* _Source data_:
+ + +

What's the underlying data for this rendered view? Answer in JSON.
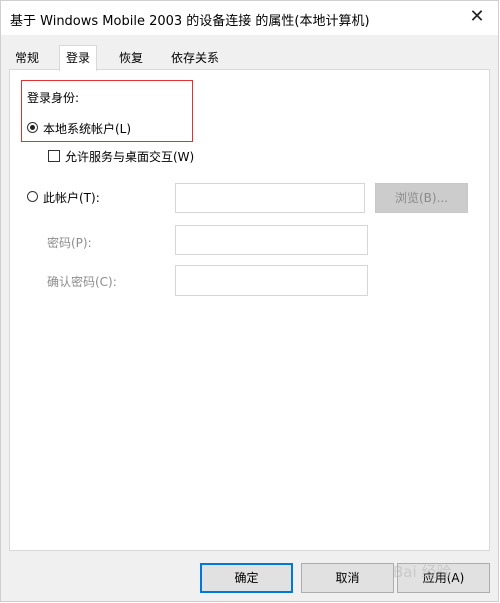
{
  "window": {
    "title": "基于 Windows Mobile 2003 的设备连接 的属性(本地计算机)",
    "close_glyph": "✕"
  },
  "tabs": [
    {
      "label": "常规",
      "active": false
    },
    {
      "label": "登录",
      "active": true
    },
    {
      "label": "恢复",
      "active": false
    },
    {
      "label": "依存关系",
      "active": false
    }
  ],
  "logon": {
    "section_label": "登录身份:",
    "local_system_option": "本地系统帐户(L)",
    "local_system_selected": true,
    "allow_desktop_interaction": "允许服务与桌面交互(W)",
    "allow_desktop_checked": false,
    "this_account_option": "此帐户(T):",
    "this_account_selected": false,
    "account_value": "",
    "browse_label": "浏览(B)...",
    "password_label": "密码(P):",
    "password_value": "",
    "confirm_password_label": "确认密码(C):",
    "confirm_password_value": ""
  },
  "buttons": {
    "ok": "确定",
    "cancel": "取消",
    "apply": "应用(A)"
  },
  "watermark": {
    "text": "Bai 经验"
  },
  "colors": {
    "highlight_box": "#e03232",
    "primary_border": "#0078d7"
  }
}
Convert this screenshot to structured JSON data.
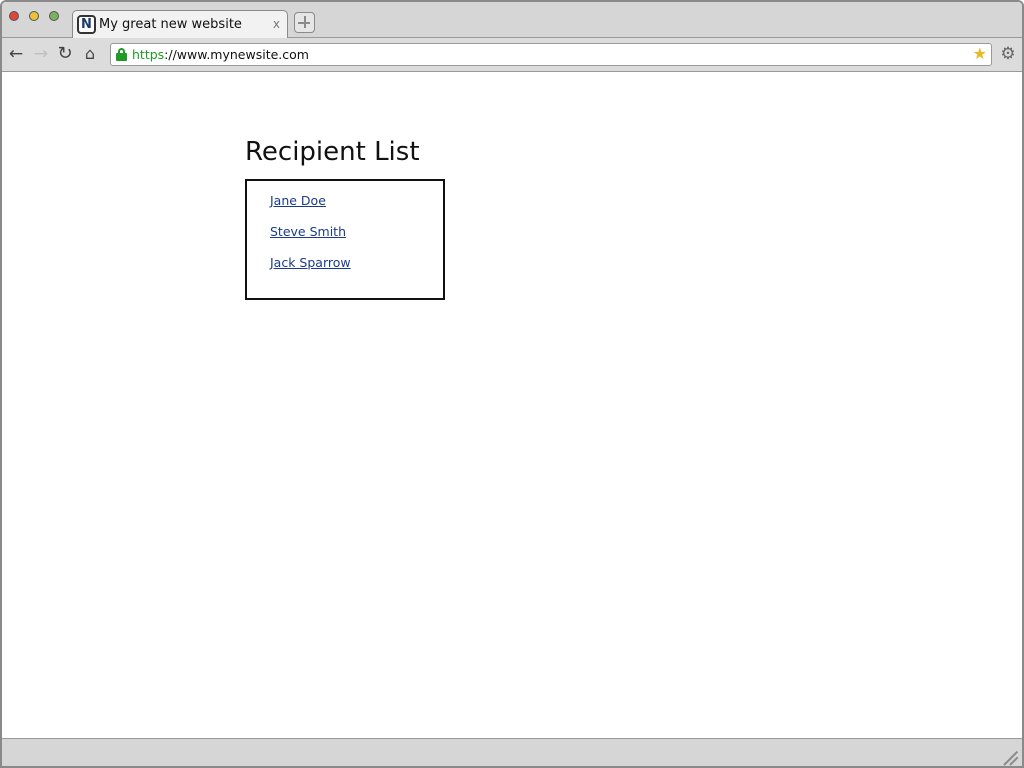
{
  "browser": {
    "tab": {
      "favicon_letter": "N",
      "title": "My great new website",
      "close_label": "x"
    },
    "toolbar": {
      "back_label": "←",
      "forward_label": "→",
      "reload_label": "↻",
      "home_label": "⌂",
      "settings_label": "⚙"
    },
    "address": {
      "scheme": "https",
      "rest": "://www.mynewsite.com",
      "star_label": "★"
    },
    "colors": {
      "secure": "#1f9a26",
      "link": "#1b3a8a",
      "star": "#e8b923"
    }
  },
  "page": {
    "heading": "Recipient List",
    "recipients": [
      {
        "label": "Jane Doe"
      },
      {
        "label": "Steve Smith"
      },
      {
        "label": "Jack Sparrow"
      }
    ]
  }
}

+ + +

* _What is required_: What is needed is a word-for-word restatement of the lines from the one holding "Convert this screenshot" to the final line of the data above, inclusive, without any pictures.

* _Worked solution_:
Convert this screenshot to structured JSON data.
{
  "browser": {
    "tab": {
      "favicon_letter": "N",
      "title": "My great new website",
      "close_label": "x"
    },
    "toolbar": {
      "back_label": "←",
      "forward_label": "→",
      "reload_label": "↻",
      "home_label": "⌂",
      "settings_label": "⚙"
    },
    "address": {
      "scheme": "https",
      "rest": "://www.mynewsite.com",
      "star_label": "★"
    },
    "colors": {
      "secure": "#1f9a26",
      "link": "#1b3a8a",
      "star": "#e8b923"
    }
  },
  "page": {
    "heading": "Recipient List",
    "recipients": [
      {
        "label": "Jane Doe"
      },
      {
        "label": "Steve Smith"
      },
      {
        "label": "Jack Sparrow"
      }
    ]
  }
}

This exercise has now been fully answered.